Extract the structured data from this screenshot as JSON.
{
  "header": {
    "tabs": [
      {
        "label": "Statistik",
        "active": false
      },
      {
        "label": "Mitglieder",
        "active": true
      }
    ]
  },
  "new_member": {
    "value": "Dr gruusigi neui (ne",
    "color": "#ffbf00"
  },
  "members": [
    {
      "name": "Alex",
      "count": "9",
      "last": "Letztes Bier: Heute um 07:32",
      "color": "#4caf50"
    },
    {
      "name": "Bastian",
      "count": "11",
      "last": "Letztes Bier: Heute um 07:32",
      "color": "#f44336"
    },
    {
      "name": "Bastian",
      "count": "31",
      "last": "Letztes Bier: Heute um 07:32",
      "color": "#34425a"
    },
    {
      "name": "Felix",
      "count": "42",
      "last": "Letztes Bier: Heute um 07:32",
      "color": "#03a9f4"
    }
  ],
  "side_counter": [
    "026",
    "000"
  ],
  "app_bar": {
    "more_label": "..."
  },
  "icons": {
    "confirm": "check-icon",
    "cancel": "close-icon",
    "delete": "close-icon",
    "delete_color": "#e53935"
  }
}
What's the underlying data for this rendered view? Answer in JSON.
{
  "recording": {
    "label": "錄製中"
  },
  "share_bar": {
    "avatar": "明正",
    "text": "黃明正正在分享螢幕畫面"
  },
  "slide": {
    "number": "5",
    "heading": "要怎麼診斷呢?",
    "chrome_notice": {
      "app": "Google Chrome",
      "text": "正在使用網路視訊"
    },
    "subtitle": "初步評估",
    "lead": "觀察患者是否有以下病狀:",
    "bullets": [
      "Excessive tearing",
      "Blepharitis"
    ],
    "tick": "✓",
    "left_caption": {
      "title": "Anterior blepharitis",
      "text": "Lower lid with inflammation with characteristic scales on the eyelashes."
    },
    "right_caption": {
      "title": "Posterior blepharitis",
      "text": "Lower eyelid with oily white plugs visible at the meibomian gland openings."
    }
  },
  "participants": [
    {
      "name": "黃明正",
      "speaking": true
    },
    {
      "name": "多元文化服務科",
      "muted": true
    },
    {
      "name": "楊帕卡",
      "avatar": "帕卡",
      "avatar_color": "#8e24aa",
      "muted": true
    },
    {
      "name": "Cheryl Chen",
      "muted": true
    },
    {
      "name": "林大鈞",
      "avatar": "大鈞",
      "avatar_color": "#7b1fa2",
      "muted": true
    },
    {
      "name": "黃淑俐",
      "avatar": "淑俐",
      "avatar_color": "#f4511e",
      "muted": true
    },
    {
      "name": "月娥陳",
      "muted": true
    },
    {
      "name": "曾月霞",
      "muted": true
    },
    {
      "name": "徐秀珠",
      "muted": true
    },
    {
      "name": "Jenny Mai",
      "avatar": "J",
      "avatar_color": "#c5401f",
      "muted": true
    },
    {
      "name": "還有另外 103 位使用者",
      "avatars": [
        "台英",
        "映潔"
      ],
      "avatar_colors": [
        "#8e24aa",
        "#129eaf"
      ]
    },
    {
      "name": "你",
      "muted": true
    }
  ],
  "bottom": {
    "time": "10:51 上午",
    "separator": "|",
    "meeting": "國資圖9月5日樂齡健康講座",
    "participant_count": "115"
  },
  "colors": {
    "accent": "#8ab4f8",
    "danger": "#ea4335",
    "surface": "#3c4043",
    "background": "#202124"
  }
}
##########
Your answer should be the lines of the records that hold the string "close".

    "cancel": "close-icon",
    "delete": "close-icon",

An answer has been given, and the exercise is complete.